The ASCI code has a specific guideline for celebrities which requires advertisements featuring celebrities to not violate the ASCI Code, and for celebrities to be familiar with the code in letter and spirit. Testimonials of celebrities must reflect their genuine, recent opinion and must be based on adequate information or experience about the product or service being advertised. The guidelines mandate that celebrities conduct due diligence to ensure that claims featured in the advertisements can be objectively verified and substantiated. Celebrities, when called upon, need to produce evidence of due diligence.
Alternatively, the advertiser should have developed the advertisement following ASCI’s advertising advice. Additionally, the ASCI code requires celebrities not to participate in the advertisement of a product, treatment or remedies that are prohibited for advertising under the Drugs & Magic Remedies (Objectionable Advertisements) Act, 1954; and the updated Drugs & Cosmetic Act, 1940, and Rules 1945 (Schedule J).
Here are some points to remember regarding the new guidelines and the influx of social media influencers as celebrities:
1. Historically, celebrities who could lend credibility for brands and influence large masses of people largely comprised popular actors and sports personalities.
2. However, in the recent years, the phenomenon of social media influencers has created new centers of mass-influence. In this scenario, it was necessary to broaden the definition of celebrities to include such influencers too.

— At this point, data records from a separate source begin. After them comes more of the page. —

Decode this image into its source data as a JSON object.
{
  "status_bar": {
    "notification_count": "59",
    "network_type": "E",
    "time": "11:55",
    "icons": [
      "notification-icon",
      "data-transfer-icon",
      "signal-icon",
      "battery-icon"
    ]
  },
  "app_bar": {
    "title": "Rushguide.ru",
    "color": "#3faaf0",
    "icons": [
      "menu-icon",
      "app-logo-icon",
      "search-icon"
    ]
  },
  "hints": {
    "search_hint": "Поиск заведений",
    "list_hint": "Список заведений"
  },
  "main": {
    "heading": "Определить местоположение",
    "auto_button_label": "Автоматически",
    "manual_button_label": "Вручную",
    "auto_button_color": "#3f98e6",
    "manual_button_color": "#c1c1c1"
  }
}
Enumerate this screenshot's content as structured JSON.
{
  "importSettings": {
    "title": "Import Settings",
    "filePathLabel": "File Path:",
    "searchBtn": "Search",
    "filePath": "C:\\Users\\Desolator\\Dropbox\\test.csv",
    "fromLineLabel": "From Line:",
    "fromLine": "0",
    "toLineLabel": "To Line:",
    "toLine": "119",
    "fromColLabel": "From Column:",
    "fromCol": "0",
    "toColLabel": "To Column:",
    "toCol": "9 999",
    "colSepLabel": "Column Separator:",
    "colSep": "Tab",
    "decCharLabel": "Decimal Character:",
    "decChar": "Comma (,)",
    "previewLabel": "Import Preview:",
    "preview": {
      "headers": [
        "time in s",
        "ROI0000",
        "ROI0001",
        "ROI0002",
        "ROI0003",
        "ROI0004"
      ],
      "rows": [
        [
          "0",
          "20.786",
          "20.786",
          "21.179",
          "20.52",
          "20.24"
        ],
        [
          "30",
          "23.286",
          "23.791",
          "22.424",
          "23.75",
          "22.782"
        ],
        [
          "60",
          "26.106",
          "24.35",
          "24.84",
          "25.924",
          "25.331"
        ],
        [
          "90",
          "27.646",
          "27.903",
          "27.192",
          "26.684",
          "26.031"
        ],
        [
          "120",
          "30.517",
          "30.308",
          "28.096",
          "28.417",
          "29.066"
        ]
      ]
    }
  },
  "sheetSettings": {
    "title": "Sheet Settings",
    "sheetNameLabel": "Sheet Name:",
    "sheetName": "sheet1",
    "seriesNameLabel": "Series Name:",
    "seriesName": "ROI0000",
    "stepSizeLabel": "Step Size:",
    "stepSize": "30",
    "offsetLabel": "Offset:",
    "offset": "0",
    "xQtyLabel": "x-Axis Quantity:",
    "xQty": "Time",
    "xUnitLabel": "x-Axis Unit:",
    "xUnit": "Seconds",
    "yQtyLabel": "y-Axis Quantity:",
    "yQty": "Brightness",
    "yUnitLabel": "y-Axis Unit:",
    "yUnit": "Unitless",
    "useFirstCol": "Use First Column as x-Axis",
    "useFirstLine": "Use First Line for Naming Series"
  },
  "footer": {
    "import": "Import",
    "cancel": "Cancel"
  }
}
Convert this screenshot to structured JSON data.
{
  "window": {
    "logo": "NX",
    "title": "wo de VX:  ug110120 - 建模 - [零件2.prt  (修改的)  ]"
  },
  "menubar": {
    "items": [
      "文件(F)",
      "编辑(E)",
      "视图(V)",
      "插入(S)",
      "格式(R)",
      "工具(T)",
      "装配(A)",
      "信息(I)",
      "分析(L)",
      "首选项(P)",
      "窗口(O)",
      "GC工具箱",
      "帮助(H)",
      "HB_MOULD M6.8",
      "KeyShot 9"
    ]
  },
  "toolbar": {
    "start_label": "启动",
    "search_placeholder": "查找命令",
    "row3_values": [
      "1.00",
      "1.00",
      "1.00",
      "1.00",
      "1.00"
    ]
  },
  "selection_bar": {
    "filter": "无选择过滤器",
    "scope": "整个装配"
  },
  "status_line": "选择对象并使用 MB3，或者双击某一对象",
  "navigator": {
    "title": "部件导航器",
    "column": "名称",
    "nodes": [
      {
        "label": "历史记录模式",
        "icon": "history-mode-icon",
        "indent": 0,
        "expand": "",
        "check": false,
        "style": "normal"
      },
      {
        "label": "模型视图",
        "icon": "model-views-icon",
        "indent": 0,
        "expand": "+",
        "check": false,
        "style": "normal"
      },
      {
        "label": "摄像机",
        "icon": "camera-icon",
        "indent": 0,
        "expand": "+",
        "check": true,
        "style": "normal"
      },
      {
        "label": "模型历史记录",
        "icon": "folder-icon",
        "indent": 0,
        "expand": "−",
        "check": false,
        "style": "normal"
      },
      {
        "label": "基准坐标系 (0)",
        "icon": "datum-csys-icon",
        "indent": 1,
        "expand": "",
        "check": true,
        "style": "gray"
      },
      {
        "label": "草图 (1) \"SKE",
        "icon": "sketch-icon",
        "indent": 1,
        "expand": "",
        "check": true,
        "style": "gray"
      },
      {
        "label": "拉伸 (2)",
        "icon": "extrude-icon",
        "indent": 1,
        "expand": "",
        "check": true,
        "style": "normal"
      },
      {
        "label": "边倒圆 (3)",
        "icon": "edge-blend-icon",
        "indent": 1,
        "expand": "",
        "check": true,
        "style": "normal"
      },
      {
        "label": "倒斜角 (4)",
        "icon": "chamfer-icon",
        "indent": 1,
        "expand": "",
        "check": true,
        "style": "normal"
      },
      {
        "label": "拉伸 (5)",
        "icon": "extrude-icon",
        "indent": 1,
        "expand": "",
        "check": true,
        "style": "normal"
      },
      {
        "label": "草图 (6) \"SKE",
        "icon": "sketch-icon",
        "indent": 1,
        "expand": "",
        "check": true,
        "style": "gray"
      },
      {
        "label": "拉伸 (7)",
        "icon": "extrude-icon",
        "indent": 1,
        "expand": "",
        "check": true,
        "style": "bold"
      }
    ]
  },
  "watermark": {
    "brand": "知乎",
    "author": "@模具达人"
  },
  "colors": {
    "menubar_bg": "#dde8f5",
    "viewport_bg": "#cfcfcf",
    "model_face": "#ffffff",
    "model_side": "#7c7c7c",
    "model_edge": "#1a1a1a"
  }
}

The ASCI code new defines celebrities as individuals that:
3. Get compensated Rs 40 lakh or equivalent value annually for appearing in advertisements or campaigns on any medium and any format
4. Have a social media following of 500,000 or more on any single social media handle
5. It would be important to note that the Consumer Protection Act, 2019 puts the responsibility of due diligence on all endorsers, whether they are celebrities or not. However, due to the disproportionate influence and impact of individuals with large followership, ASCI requires celebrities to demonstrate a much greater responsibility in making sure that their followers do not get deceived or misled.
ASCI has noticed a massive increase in ads featuring celebrities that are misleading. Versus the 55 ads that it processed in 2021-22, ASCI processed over 500 misleading ads featuring celebrities in 2022-23. This shows that in spite of their legal obligations, several celebrities continue to feature in ads that make misleading claims.
Manisha Kapoor, CEO and Secretary General, ASCI, commented, “With the advent of social media and the increasing popularity of influencers on digital media, the definition of celebrities has come to change drastically. Earlier, only personalities from the world of sports or entertainment were considered celebrities. Today, however, the scenario is different. We have a range of personalities who are extremely popular on social media and share a close personal connection with consumers. These personalities affect the spending habits of consumers who trust them. So, it’s vital to ensure consumer protection – especially when celebrities endorse products or services that can cause serious financial loss and physical harm. This update widens ASCI’s ambit and includes all those personalities who have a notable influence as celebrities. With this, we have taken yet another important step in furthering the cause of consumer safety with regard to advertising.”